Baker has offered no evidence that he withdrew from the conspiracy prior to the effective date of the Guidelines (November 1, 1987), and thus the court's determination that the Guidelines apply to his conduct is not truly challenged. Baker admitted being part of the conspiracy "until in or about Fall of 1987." (See Plea Agreement at 2, 4.) Even if Baker did not commit an act in furtherance of the conspiracy after the effective date of the Guidelines, "he is still liable for the acts of his co-conspirators," unless he took affirmative steps to withdraw from the conspiracy. See Price, 988 F.2d at 723. "'Withdrawal requires an affirmative act to either defeat or disavow the purposes of the conspiracy, such as making a full confession to the authorities or communicating to co-conspirators that [he] has abandoned the enterprise.'" Id. (citation omitted). "'[A] conspirator will not be permitted by the law to limit his responsibility for its consequences by ceasing, however definitely, to participate. . . . Mere cessation of activity is not enough . . .'" Id. (citations omitted). Moreover, the burden of proving withdrawal lies with the defendant. United States v. Patel, 879 F.2d 292, 294 (7th Cir. 1989), cert. denied, 494 U.S. 1016, 110 S. Ct. 1318, 108 L. Ed. 2d 494 (1990). Baker has offered no evidence that he withdrew from the conspiracy prior to November 1, 1987. Because the conspiracy itself straddled the effective date of the Guidelines (continuing until 1990), Baker again was properly sentenced under the Guidelines.

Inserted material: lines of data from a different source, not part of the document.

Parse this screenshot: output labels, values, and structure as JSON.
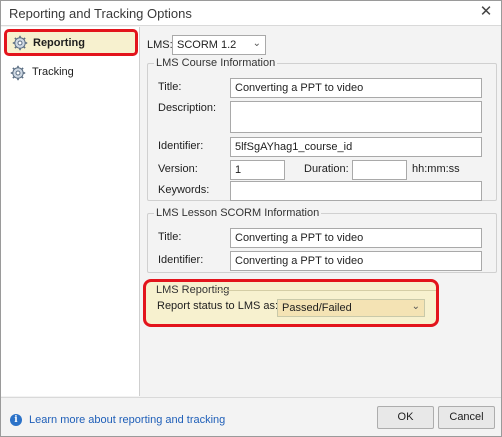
{
  "window": {
    "title": "Reporting and Tracking Options",
    "close_glyph": "✕"
  },
  "sidebar": {
    "items": [
      {
        "label": "Reporting",
        "icon": "gear-icon",
        "selected": true
      },
      {
        "label": "Tracking",
        "icon": "gear-icon",
        "selected": false
      }
    ]
  },
  "lms": {
    "label": "LMS:",
    "selected": "SCORM 1.2"
  },
  "course": {
    "legend": "LMS Course Information",
    "title_label": "Title:",
    "title_value": "Converting a PPT to video",
    "description_label": "Description:",
    "description_value": "",
    "identifier_label": "Identifier:",
    "identifier_value": "5lfSgAYhag1_course_id",
    "version_label": "Version:",
    "version_value": "1",
    "duration_label": "Duration:",
    "duration_value": "",
    "duration_unit": "hh:mm:ss",
    "keywords_label": "Keywords:",
    "keywords_value": ""
  },
  "lesson": {
    "legend": "LMS Lesson SCORM Information",
    "title_label": "Title:",
    "title_value": "Converting a PPT to video",
    "identifier_label": "Identifier:",
    "identifier_value": "Converting a PPT to video"
  },
  "reporting": {
    "legend": "LMS Reporting",
    "status_label": "Report status to LMS as:",
    "status_value": "Passed/Failed",
    "highlight_color": "#e3141c",
    "highlight_fill": "#f7f1cf"
  },
  "footer": {
    "help_link": "Learn more about reporting and tracking",
    "info_glyph": "i",
    "ok_label": "OK",
    "cancel_label": "Cancel"
  }
}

Defendant next alleges that his plea was not an intelligent and voluntary one because his attorney misled him as to his potential exposure under the conspiracy. Defendant argues that he only pleaded guilty because his attorney told him that if he did not plead guilty to the conspiracy as set out in the plea agreement, he could be held liable for the overall conspiracy. The court cannot understand how defendant was prejudiced by this information, given that it is an accurate recitation of the law. See, e.g. Price, 988 F.2d at 721 ("We 'have held defendants liable for the entire quantity of drugs involved in a drug conspiracy . . . [when] the defendants were substantially involved in the conspiracy and knew or reasonably should have known of the quantity of drugs handled by the conspiracy.'") (quoting United States v. Edwards, 945 F.2d 1387, 1394 (7th Cir. 1991), cert. denied, 112 S. Ct. 1590 (1992))).

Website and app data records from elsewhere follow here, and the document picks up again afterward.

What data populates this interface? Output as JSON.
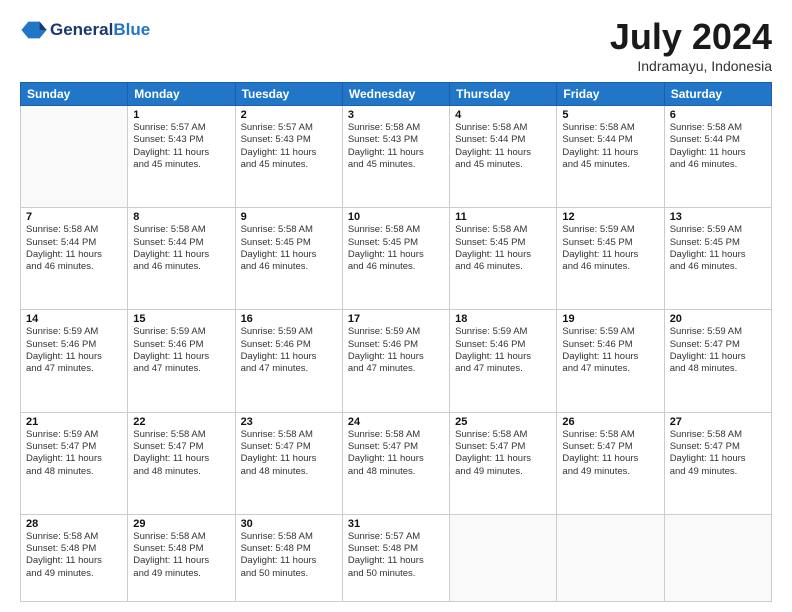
{
  "logo": {
    "general": "General",
    "blue": "Blue"
  },
  "header": {
    "month": "July 2024",
    "location": "Indramayu, Indonesia"
  },
  "weekdays": [
    "Sunday",
    "Monday",
    "Tuesday",
    "Wednesday",
    "Thursday",
    "Friday",
    "Saturday"
  ],
  "weeks": [
    [
      {
        "day": "",
        "info": ""
      },
      {
        "day": "1",
        "info": "Sunrise: 5:57 AM\nSunset: 5:43 PM\nDaylight: 11 hours\nand 45 minutes."
      },
      {
        "day": "2",
        "info": "Sunrise: 5:57 AM\nSunset: 5:43 PM\nDaylight: 11 hours\nand 45 minutes."
      },
      {
        "day": "3",
        "info": "Sunrise: 5:58 AM\nSunset: 5:43 PM\nDaylight: 11 hours\nand 45 minutes."
      },
      {
        "day": "4",
        "info": "Sunrise: 5:58 AM\nSunset: 5:44 PM\nDaylight: 11 hours\nand 45 minutes."
      },
      {
        "day": "5",
        "info": "Sunrise: 5:58 AM\nSunset: 5:44 PM\nDaylight: 11 hours\nand 45 minutes."
      },
      {
        "day": "6",
        "info": "Sunrise: 5:58 AM\nSunset: 5:44 PM\nDaylight: 11 hours\nand 46 minutes."
      }
    ],
    [
      {
        "day": "7",
        "info": "Sunrise: 5:58 AM\nSunset: 5:44 PM\nDaylight: 11 hours\nand 46 minutes."
      },
      {
        "day": "8",
        "info": "Sunrise: 5:58 AM\nSunset: 5:44 PM\nDaylight: 11 hours\nand 46 minutes."
      },
      {
        "day": "9",
        "info": "Sunrise: 5:58 AM\nSunset: 5:45 PM\nDaylight: 11 hours\nand 46 minutes."
      },
      {
        "day": "10",
        "info": "Sunrise: 5:58 AM\nSunset: 5:45 PM\nDaylight: 11 hours\nand 46 minutes."
      },
      {
        "day": "11",
        "info": "Sunrise: 5:58 AM\nSunset: 5:45 PM\nDaylight: 11 hours\nand 46 minutes."
      },
      {
        "day": "12",
        "info": "Sunrise: 5:59 AM\nSunset: 5:45 PM\nDaylight: 11 hours\nand 46 minutes."
      },
      {
        "day": "13",
        "info": "Sunrise: 5:59 AM\nSunset: 5:45 PM\nDaylight: 11 hours\nand 46 minutes."
      }
    ],
    [
      {
        "day": "14",
        "info": "Sunrise: 5:59 AM\nSunset: 5:46 PM\nDaylight: 11 hours\nand 47 minutes."
      },
      {
        "day": "15",
        "info": "Sunrise: 5:59 AM\nSunset: 5:46 PM\nDaylight: 11 hours\nand 47 minutes."
      },
      {
        "day": "16",
        "info": "Sunrise: 5:59 AM\nSunset: 5:46 PM\nDaylight: 11 hours\nand 47 minutes."
      },
      {
        "day": "17",
        "info": "Sunrise: 5:59 AM\nSunset: 5:46 PM\nDaylight: 11 hours\nand 47 minutes."
      },
      {
        "day": "18",
        "info": "Sunrise: 5:59 AM\nSunset: 5:46 PM\nDaylight: 11 hours\nand 47 minutes."
      },
      {
        "day": "19",
        "info": "Sunrise: 5:59 AM\nSunset: 5:46 PM\nDaylight: 11 hours\nand 47 minutes."
      },
      {
        "day": "20",
        "info": "Sunrise: 5:59 AM\nSunset: 5:47 PM\nDaylight: 11 hours\nand 48 minutes."
      }
    ],
    [
      {
        "day": "21",
        "info": "Sunrise: 5:59 AM\nSunset: 5:47 PM\nDaylight: 11 hours\nand 48 minutes."
      },
      {
        "day": "22",
        "info": "Sunrise: 5:58 AM\nSunset: 5:47 PM\nDaylight: 11 hours\nand 48 minutes."
      },
      {
        "day": "23",
        "info": "Sunrise: 5:58 AM\nSunset: 5:47 PM\nDaylight: 11 hours\nand 48 minutes."
      },
      {
        "day": "24",
        "info": "Sunrise: 5:58 AM\nSunset: 5:47 PM\nDaylight: 11 hours\nand 48 minutes."
      },
      {
        "day": "25",
        "info": "Sunrise: 5:58 AM\nSunset: 5:47 PM\nDaylight: 11 hours\nand 49 minutes."
      },
      {
        "day": "26",
        "info": "Sunrise: 5:58 AM\nSunset: 5:47 PM\nDaylight: 11 hours\nand 49 minutes."
      },
      {
        "day": "27",
        "info": "Sunrise: 5:58 AM\nSunset: 5:47 PM\nDaylight: 11 hours\nand 49 minutes."
      }
    ],
    [
      {
        "day": "28",
        "info": "Sunrise: 5:58 AM\nSunset: 5:48 PM\nDaylight: 11 hours\nand 49 minutes."
      },
      {
        "day": "29",
        "info": "Sunrise: 5:58 AM\nSunset: 5:48 PM\nDaylight: 11 hours\nand 49 minutes."
      },
      {
        "day": "30",
        "info": "Sunrise: 5:58 AM\nSunset: 5:48 PM\nDaylight: 11 hours\nand 50 minutes."
      },
      {
        "day": "31",
        "info": "Sunrise: 5:57 AM\nSunset: 5:48 PM\nDaylight: 11 hours\nand 50 minutes."
      },
      {
        "day": "",
        "info": ""
      },
      {
        "day": "",
        "info": ""
      },
      {
        "day": "",
        "info": ""
      }
    ]
  ]
}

Finally, defendant alleges that his attorney did not provide defendant adequate representation because counsel failed to give defendant copies of the written pleadings in this case, failed to meet with the defendant about the case, and falsely informed defendant as to the amount of information in his files.
At his Rule 11 hearing, however, defendant stated under oath that he had an adequate opportunity to discuss his plea with his attorney, that he was satisfied with the efforts and advice of his attorney, that he read the indictment in his case, that he discussed the charges against him with his attorney, and that he fully understood those charges. (Tr. at 5-6.) Nevertheless, even assuming the accuracy of defendant's present allegations, they provide no basis for relief because defendant has failed to show how these alleged delinquencies on the part of his counsel prejudiced him.

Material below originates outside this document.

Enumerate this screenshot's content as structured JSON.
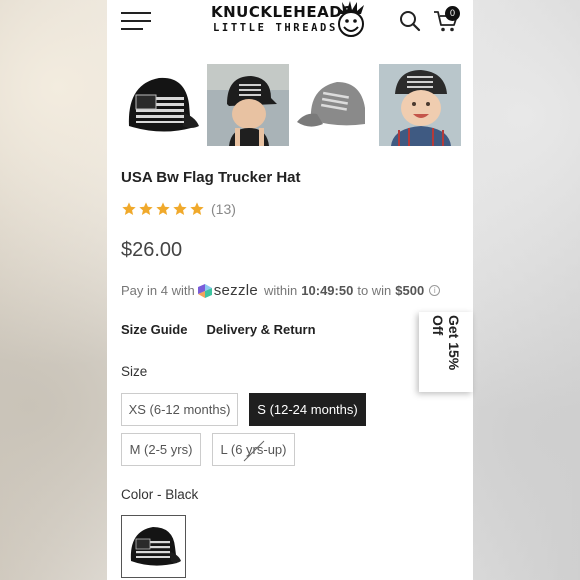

Defendant's second Motion to Vacate, Set Aside or Correct Sentence Under 28 U.S.C. § 2255 is denied with prejudice.
Date: JUN 02 1994
JAMES H. ALESIA
United States District Judge